“Made In America is a bigger idea than just a concert.” Jay Z isn’t short on ambition, but in a landscape that also includes Coachella, Bonnaroo, Lollapalooza, can another “destination festival” — even one curated by Jay — really be more than “just a concert?” Ron Howard’s Made In America documentary, about the Philadelphia festival’s first year (2012) doesn’t quite answer the question, but it does look at the event from a number of angles. Starting with Jay Z’s own.
Howard earnestly asks, “So how did you go from the Marcy Projects to where you are today?” The answer is, as all Jay’s fans know: “Hip-hop!” Jay takes Howard back to the Marcy Projects, in full view of his 40/40 club at Brooklyn’s Barclays Center. They visit his old apartment (it doesn’t seem quite so “hood” anymore), and the legendary MC even plays with the resident family’s infant.
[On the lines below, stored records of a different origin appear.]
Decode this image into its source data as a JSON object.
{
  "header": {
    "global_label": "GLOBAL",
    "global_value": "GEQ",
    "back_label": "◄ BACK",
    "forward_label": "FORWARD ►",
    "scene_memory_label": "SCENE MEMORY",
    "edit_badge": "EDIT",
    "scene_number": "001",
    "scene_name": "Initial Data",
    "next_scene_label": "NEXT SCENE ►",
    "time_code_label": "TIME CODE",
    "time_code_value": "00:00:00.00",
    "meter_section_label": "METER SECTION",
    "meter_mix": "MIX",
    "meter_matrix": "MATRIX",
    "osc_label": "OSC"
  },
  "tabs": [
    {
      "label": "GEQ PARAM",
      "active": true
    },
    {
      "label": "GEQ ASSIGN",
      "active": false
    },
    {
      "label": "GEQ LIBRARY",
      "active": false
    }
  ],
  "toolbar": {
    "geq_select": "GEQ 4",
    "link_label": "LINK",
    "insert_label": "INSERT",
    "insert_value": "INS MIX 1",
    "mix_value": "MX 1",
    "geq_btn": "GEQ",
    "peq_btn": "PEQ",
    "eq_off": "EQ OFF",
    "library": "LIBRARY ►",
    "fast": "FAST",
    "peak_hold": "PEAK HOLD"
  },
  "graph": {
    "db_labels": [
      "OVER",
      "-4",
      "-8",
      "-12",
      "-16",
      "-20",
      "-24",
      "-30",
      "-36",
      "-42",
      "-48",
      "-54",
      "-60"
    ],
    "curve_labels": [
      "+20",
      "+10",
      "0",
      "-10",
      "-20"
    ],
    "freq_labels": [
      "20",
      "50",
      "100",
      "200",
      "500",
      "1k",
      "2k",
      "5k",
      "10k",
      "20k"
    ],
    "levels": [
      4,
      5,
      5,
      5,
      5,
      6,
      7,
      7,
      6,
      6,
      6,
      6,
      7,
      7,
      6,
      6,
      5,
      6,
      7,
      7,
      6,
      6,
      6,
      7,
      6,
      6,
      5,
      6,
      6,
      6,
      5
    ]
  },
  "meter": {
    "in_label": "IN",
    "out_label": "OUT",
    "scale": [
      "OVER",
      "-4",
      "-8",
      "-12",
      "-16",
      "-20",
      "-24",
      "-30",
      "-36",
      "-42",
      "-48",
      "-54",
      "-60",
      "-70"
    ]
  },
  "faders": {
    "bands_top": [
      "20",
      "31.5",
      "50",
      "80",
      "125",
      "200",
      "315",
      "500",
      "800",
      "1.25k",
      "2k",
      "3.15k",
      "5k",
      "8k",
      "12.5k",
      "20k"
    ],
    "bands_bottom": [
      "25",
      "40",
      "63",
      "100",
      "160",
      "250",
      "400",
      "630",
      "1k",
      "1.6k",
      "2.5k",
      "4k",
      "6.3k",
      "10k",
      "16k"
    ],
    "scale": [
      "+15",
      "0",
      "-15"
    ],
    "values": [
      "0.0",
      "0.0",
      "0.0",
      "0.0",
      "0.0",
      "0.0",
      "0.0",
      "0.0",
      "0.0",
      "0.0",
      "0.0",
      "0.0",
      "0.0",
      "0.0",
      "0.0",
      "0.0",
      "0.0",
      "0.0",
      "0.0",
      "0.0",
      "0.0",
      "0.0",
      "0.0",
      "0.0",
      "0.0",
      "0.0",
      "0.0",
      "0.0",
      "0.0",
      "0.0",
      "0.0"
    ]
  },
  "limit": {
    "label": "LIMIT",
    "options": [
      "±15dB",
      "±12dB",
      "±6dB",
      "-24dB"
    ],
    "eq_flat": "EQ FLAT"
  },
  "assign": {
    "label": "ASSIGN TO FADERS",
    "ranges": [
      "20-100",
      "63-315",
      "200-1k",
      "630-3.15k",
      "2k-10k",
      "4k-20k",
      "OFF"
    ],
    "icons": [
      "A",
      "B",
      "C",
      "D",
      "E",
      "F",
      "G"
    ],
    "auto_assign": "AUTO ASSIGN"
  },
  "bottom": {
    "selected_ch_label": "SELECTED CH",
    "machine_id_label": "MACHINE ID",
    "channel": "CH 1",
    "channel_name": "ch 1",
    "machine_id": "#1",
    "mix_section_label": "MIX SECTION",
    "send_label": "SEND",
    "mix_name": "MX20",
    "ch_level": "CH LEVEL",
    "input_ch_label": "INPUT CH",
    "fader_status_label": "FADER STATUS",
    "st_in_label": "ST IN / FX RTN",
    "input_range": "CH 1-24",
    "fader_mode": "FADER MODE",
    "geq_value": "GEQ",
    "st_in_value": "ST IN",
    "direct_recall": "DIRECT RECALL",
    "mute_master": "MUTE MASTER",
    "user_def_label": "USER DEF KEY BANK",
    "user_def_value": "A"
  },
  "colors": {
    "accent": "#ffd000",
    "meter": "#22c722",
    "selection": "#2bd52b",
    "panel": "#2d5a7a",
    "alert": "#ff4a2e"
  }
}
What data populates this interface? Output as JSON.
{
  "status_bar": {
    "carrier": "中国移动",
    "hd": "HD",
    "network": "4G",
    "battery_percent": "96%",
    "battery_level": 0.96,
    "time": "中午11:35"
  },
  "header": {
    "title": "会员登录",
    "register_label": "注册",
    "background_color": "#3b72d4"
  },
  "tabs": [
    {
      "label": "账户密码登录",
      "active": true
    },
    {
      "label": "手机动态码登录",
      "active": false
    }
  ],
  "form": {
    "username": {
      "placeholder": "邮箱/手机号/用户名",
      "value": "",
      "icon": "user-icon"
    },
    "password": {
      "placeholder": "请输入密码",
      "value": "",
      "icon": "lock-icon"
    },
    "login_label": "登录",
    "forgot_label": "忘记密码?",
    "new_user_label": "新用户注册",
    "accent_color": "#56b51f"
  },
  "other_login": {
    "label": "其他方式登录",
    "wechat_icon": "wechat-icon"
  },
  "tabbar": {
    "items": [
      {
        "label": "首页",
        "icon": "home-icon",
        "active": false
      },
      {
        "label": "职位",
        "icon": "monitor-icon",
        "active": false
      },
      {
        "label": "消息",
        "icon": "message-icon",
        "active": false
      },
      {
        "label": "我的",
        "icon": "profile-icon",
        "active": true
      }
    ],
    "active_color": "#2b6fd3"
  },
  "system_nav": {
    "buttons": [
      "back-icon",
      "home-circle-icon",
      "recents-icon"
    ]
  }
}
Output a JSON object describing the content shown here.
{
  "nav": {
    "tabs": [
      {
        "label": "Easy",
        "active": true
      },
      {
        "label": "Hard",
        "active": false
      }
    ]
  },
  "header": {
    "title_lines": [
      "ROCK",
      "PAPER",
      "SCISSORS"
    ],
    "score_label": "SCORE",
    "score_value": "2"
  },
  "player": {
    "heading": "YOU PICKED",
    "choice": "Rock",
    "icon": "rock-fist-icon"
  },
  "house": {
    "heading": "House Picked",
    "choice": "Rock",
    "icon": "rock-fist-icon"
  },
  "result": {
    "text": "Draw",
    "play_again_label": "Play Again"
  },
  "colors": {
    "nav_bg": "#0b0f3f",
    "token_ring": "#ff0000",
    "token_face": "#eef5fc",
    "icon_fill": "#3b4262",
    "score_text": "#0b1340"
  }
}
A few other artists tell their stories: Janelle Monae explains that her black and white stage attire is a tribute to her parents: her janitor mother, her post office step-father and her father, a garbage man. They wore uniforms to work, and so does she. Rita Ora describes performing at the age of six for an audience that included Prince Charles, and deciding that singing was her life’s mission. Santigold talks about her ex-gang member father who later started his own law firm, and her mother who grew up picking cotton in the south and became a psychologist.